[Dataset rows for apps and sites]
_ _ _ _ _ _ _

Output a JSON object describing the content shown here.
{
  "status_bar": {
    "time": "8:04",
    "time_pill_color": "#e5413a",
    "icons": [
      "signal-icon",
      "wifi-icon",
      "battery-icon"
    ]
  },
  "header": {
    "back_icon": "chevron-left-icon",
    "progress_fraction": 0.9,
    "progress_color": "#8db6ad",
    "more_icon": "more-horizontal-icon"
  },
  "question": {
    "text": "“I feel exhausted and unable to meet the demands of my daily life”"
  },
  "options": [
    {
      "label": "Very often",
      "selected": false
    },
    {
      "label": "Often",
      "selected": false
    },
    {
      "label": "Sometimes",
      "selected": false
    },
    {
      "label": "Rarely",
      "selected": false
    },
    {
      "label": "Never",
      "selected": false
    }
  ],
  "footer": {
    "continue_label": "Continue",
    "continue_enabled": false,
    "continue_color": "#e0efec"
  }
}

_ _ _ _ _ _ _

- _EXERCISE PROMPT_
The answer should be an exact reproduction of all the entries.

- _OUTPUT FOR THIS EXERCISE_
Output a JSON object describing the content shown here.
{
  "status_bar": {
    "time": "8:04",
    "time_pill_color": "#e5413a",
    "icons": [
      "signal-icon",
      "wifi-icon",
      "battery-icon"
    ]
  },
  "header": {
    "back_icon": "chevron-left-icon",
    "progress_fraction": 0.9,
    "progress_color": "#8db6ad",
    "more_icon": "more-horizontal-icon"
  },
  "question": {
    "text": "“I feel exhausted and unable to meet the demands of my daily life”"
  },
  "options": [
    {
      "label": "Very often",
      "selected": false
    },
    {
      "label": "Often",
      "selected": false
    },
    {
      "label": "Sometimes",
      "selected": false
    },
    {
      "label": "Rarely",
      "selected": false
    },
    {
      "label": "Never",
      "selected": false
    }
  ],
  "footer": {
    "continue_label": "Continue",
    "continue_enabled": false,
    "continue_color": "#e0efec"
  }
}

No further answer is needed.